Prayer has been mocked in the news lately and saying you are praying for someone has been deemed a “meaningless platitude”. I would have to disagree. I believe prayer is powerful, energetic, dynamic, and relevant. But, I have also come to believe the act of prayer itself is ineffective unless it is coupled with positive activity. Many Christian denominations utilize the Lord’s Prayer as their example for intercession and in this illustration we find prayer joined with action. “Give us this day our daily bread and forgive our trespasses as we forgive those who trespass against us.”
Just recently, I heard a story which proves my point. A woman I know personally has been selflessly giving her time, her home and her finances in an attempt to help a family member with children get on their feet. She has been investing herself completely in bringing about a positive conclusion to the situation. She believes God has asked her to do this. Several years ago she took out a loan for $50,000, against her home, to help a family member with unexpected funeral expenses. She has been faithfully paying on the loan but with the increased expenses, resulting from her current situation, she was finding it difficult to maintain her payment. She contacted the bank and requested a temporary reduction in her payment amount.
At night, she lay in bed running the finances over and over in her head. She didn’t know how she would be able to meet her obligations and she prayed. “God, I need help here. If there is a solution help me find it.”
A few days later, a letter from the bank arrived in the mail stamped with the words “Time Sensitive”. Fearing bad news, she hesitated to open it but knew she needed to find out what the letter said. As she opened the letter, and read it, she was astonished. The Justice Department had filed charges against the bank and due to bad loan practices the government required them to forgive numerous loans. She was on the list of loans to be forgiven. Her remaining balance of over $48,000 was completely wiped out. She was no longer obligated to repay the loan.

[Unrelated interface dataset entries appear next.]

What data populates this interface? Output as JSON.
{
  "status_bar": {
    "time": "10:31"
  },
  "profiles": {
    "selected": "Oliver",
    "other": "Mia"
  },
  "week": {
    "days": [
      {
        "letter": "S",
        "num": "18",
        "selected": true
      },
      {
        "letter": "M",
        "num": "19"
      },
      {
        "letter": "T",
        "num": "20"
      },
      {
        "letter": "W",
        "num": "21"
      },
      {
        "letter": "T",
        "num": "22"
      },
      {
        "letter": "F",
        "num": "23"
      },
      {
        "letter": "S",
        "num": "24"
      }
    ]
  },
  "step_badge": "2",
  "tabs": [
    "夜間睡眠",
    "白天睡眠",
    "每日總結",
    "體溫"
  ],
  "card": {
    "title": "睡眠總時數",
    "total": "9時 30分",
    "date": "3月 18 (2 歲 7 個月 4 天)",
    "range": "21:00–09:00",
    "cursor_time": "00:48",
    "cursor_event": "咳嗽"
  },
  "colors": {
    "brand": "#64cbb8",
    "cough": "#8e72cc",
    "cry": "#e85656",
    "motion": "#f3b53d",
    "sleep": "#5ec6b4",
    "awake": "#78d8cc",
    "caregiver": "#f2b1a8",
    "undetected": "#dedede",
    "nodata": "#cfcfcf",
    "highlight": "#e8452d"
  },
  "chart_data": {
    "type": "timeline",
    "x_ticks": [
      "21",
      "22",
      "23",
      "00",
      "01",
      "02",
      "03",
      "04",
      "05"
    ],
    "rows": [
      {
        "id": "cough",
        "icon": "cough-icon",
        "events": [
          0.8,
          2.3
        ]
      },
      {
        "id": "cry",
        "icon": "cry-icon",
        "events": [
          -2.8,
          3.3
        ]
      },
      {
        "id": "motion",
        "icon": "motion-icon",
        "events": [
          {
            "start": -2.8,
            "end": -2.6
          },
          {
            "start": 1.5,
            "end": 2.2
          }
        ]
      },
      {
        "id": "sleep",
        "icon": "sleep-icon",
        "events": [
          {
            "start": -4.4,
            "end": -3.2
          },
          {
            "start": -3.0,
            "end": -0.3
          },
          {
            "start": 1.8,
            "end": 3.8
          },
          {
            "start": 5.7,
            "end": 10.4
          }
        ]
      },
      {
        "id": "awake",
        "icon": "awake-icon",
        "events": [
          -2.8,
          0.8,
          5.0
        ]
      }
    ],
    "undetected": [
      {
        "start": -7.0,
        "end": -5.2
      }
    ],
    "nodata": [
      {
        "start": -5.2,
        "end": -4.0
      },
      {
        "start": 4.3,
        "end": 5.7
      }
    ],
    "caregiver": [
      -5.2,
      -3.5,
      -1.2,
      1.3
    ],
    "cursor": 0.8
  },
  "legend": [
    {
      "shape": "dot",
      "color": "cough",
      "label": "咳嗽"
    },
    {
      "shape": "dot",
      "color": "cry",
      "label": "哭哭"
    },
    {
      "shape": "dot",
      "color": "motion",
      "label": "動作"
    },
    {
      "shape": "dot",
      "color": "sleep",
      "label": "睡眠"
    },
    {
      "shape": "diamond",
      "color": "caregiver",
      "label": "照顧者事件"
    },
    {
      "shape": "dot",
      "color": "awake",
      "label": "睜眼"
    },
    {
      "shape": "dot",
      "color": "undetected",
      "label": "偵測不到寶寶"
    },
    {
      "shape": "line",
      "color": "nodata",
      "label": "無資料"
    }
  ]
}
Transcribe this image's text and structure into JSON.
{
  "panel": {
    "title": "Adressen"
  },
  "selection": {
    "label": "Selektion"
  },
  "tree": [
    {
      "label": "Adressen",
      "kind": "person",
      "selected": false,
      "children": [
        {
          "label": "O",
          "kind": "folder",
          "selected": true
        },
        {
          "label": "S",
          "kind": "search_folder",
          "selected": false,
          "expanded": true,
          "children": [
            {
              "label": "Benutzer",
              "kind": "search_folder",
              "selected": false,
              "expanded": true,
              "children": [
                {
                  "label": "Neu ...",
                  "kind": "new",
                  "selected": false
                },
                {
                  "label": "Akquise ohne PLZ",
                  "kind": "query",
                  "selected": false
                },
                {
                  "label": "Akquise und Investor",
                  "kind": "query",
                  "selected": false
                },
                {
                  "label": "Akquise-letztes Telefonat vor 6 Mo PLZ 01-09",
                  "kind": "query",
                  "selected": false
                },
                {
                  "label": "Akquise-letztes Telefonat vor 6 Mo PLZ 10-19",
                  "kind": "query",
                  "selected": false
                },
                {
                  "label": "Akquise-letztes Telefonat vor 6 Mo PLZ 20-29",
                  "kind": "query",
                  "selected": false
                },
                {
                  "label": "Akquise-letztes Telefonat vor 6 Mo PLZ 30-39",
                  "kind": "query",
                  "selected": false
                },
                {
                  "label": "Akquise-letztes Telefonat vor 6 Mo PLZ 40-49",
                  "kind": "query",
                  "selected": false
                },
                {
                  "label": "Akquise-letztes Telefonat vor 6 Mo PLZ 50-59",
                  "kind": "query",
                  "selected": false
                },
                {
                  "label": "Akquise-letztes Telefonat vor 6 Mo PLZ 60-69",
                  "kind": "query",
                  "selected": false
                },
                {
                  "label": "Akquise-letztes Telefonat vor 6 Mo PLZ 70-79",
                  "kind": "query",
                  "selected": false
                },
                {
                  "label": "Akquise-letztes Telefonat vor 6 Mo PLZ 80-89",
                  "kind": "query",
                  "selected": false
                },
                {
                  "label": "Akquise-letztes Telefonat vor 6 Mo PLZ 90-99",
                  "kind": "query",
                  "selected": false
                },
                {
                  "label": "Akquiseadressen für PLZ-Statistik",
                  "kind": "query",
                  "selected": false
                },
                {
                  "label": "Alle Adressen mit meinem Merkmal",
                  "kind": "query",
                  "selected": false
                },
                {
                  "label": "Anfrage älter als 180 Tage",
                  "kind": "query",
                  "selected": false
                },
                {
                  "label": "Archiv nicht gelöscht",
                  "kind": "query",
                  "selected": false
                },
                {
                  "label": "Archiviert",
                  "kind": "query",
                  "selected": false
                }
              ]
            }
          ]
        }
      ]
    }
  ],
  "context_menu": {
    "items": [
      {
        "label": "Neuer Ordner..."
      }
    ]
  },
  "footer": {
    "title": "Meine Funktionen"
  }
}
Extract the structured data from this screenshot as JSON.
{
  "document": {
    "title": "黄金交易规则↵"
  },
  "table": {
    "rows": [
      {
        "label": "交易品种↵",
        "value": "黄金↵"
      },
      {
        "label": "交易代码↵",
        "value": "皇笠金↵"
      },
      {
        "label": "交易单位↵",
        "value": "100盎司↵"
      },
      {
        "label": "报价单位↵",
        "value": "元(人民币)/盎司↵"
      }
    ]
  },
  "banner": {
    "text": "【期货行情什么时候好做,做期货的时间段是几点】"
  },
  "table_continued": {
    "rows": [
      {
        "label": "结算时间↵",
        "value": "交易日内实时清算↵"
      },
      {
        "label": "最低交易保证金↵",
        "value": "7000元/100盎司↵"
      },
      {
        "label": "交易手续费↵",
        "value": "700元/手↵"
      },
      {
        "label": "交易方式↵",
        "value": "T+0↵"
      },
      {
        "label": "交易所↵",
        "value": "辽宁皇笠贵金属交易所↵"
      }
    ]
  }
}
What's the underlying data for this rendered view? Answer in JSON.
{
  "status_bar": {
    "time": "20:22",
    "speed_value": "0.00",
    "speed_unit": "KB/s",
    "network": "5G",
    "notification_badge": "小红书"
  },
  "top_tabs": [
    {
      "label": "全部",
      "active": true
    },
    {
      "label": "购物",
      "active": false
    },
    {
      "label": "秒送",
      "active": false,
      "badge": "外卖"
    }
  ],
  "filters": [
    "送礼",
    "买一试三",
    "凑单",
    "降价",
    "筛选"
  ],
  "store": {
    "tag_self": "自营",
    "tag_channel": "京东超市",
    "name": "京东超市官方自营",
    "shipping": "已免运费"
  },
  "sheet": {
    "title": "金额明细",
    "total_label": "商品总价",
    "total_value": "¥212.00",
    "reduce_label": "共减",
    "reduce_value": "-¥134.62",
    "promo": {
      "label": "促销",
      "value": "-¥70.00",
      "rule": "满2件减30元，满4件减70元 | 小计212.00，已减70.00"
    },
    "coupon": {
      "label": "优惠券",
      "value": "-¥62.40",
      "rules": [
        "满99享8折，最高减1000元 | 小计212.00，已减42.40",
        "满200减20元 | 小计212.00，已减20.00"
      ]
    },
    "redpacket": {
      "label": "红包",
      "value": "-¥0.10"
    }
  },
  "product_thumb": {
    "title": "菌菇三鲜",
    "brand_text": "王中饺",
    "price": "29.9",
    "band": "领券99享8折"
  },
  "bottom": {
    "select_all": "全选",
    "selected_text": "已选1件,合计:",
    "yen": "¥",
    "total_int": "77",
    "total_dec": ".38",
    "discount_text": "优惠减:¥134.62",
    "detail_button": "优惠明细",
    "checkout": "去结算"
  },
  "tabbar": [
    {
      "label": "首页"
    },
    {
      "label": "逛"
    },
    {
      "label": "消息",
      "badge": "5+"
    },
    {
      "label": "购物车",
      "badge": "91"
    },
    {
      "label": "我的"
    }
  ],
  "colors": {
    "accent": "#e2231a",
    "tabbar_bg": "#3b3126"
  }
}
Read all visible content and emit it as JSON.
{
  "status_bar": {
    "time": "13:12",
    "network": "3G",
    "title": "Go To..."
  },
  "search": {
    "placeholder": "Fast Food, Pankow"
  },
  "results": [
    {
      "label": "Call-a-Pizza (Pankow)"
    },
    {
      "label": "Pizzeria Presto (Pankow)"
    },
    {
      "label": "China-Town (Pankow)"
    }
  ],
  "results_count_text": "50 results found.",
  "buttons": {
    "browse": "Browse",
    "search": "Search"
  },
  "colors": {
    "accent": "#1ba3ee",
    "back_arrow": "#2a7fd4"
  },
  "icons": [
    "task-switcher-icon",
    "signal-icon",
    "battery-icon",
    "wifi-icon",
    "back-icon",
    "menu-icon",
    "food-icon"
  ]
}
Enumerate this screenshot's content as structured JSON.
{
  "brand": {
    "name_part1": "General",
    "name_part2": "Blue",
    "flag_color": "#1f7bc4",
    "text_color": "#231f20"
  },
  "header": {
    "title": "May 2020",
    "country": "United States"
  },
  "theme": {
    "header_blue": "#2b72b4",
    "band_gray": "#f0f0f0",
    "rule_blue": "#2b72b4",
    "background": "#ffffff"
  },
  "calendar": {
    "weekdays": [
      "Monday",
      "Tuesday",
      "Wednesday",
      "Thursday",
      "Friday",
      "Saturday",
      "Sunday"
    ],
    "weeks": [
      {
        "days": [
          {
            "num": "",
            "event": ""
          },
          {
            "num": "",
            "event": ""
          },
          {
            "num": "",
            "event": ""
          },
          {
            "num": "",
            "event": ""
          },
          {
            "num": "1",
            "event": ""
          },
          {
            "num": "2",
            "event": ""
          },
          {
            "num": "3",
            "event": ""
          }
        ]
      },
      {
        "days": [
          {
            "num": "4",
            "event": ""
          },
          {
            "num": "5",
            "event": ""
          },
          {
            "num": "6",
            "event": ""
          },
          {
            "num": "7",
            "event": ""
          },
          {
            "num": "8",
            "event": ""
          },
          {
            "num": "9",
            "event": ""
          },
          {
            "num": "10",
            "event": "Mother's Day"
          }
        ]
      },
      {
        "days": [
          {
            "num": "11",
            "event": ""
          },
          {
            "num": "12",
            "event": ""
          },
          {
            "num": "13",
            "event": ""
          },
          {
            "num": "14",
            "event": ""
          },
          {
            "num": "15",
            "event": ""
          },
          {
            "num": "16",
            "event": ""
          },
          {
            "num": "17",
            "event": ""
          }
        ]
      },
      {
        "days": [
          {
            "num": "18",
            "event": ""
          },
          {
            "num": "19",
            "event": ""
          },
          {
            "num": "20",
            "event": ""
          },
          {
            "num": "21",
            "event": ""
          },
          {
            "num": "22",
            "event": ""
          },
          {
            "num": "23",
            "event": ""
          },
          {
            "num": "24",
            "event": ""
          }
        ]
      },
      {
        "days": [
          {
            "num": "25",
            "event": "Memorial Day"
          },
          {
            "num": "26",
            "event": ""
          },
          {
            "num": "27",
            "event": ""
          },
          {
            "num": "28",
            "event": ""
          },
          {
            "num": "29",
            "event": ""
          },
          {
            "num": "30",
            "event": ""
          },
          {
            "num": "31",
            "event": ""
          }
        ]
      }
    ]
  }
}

James 5:16 says, “The effectual prayer of the righteous is very powerful.” When people request answers from God it is appropriately called “the act of prayer”. Prayer is not passive or unassertive or docile. When we pray we should also be involved in giving of ourselves to others in a positive way. This could mean involvement in charitable causes or it could be interacting with people who need help. It could be lending a shoulder to someone who needs a friend or it could be offering a kind, comforting word to a broken heart. The next time you pray, then, consider your contribution to the answer.